▶ Materials provided
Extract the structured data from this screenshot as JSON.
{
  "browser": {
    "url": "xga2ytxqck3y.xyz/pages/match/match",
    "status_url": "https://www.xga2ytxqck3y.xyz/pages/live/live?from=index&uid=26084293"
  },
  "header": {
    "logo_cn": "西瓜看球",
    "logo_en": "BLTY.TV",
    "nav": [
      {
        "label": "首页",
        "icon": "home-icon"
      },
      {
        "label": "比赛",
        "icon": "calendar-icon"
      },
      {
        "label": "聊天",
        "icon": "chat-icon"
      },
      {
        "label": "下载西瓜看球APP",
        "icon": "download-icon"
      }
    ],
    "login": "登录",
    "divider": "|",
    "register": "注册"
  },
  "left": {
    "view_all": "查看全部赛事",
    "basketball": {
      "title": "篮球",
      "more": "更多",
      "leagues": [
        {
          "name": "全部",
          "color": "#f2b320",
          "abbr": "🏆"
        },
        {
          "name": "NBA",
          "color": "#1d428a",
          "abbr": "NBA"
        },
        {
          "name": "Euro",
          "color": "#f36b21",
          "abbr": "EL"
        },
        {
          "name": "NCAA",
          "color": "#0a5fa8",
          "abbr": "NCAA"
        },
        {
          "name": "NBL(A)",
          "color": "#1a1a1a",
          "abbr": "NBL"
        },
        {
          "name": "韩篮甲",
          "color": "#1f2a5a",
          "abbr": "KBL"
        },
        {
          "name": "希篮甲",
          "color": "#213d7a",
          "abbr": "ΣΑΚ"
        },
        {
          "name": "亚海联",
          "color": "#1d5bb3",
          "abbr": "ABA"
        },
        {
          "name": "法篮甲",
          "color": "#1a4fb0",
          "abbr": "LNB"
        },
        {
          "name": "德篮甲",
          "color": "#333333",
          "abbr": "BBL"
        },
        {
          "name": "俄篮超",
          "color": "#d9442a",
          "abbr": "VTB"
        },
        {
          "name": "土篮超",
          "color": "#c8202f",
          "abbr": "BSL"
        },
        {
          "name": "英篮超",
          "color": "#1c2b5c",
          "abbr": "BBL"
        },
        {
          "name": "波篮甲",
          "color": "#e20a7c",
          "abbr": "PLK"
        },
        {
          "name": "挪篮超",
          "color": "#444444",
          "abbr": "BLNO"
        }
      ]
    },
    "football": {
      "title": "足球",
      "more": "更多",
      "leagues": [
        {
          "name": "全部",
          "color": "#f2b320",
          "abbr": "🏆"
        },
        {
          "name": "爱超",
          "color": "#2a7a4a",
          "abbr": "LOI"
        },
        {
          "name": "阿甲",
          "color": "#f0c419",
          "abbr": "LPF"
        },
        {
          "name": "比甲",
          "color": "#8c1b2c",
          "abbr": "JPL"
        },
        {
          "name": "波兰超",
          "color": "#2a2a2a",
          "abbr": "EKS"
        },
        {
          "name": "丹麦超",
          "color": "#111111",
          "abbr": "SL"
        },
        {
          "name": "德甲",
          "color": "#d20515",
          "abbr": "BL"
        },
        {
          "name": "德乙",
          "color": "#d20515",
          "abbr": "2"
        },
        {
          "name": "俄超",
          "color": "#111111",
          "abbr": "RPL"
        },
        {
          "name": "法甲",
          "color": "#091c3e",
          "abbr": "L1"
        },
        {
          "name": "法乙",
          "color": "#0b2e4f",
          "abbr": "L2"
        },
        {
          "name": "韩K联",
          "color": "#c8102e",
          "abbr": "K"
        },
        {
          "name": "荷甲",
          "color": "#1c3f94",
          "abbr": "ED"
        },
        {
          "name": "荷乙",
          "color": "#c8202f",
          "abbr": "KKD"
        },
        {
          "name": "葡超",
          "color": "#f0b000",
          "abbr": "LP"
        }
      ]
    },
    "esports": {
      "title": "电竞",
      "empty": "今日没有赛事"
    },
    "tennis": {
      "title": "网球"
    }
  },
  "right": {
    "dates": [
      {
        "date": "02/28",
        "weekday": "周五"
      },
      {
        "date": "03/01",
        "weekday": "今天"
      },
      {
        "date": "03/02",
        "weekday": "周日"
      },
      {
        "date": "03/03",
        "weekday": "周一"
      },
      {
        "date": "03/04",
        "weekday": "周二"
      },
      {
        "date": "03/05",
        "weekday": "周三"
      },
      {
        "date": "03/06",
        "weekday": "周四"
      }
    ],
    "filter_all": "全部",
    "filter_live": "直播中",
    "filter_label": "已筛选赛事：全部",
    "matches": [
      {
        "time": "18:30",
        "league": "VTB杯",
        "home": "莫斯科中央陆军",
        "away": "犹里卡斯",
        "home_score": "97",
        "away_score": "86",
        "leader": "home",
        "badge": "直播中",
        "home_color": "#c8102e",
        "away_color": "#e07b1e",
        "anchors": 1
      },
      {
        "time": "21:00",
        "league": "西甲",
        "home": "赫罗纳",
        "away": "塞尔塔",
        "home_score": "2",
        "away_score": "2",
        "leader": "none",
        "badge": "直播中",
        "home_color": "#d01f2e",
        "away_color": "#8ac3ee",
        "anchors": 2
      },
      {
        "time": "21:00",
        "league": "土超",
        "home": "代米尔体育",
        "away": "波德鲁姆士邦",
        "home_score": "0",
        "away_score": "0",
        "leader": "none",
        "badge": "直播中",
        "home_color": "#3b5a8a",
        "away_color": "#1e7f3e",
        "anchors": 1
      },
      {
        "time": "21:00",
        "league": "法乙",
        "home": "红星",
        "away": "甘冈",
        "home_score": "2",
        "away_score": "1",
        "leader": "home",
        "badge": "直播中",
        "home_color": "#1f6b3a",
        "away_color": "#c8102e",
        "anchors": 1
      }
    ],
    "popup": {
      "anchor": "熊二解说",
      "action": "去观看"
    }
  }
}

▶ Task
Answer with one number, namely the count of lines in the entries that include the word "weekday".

▶ The answer
7